Required action: Show every line of the data below that includes the word "Gentle".

:: Data to examine

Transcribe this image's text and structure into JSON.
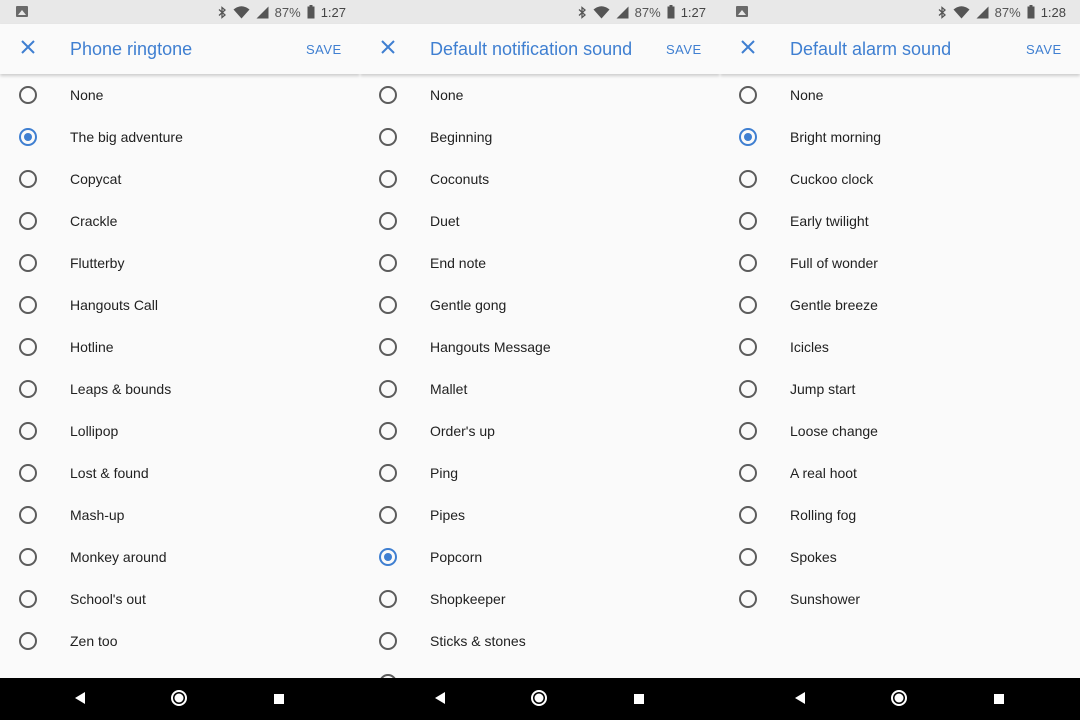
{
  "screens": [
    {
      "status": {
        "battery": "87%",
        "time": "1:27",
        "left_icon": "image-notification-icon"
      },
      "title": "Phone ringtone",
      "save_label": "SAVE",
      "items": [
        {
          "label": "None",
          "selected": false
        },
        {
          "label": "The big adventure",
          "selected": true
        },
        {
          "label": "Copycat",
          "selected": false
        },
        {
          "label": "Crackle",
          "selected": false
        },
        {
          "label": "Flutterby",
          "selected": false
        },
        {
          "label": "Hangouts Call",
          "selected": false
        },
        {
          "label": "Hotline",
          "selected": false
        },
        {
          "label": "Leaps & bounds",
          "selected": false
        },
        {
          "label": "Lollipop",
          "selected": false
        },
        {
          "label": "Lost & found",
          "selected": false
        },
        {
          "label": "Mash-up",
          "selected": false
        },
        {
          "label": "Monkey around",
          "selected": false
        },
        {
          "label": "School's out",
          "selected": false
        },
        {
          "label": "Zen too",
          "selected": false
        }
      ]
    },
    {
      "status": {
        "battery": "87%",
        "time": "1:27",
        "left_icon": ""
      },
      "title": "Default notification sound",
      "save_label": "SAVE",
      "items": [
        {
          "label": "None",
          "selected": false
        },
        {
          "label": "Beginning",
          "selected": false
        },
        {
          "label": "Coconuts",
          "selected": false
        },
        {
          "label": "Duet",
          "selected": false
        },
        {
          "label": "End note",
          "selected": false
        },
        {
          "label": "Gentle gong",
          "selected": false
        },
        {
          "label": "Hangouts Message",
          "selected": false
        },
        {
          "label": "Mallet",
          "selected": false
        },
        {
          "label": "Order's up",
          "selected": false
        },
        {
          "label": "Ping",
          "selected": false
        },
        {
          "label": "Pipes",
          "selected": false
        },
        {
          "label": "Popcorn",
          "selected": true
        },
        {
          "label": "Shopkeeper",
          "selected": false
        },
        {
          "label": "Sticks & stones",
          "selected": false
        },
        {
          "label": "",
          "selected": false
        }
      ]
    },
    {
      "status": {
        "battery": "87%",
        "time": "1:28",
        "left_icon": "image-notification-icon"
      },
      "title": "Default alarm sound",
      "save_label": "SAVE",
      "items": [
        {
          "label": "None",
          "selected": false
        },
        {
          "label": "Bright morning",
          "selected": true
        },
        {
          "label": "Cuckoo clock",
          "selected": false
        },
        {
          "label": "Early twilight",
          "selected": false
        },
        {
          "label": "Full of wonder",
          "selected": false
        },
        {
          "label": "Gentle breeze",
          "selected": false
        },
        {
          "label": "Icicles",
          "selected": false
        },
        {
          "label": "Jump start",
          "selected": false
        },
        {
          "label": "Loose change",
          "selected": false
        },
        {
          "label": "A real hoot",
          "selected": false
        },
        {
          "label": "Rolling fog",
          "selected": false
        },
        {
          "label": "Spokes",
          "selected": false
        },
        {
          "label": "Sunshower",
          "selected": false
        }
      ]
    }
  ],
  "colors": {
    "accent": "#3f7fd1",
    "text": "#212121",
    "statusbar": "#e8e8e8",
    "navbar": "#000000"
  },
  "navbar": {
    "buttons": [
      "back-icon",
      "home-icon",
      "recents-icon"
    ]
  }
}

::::

Written answer:
          "label": "Gentle gong",
          "label": "Gentle breeze",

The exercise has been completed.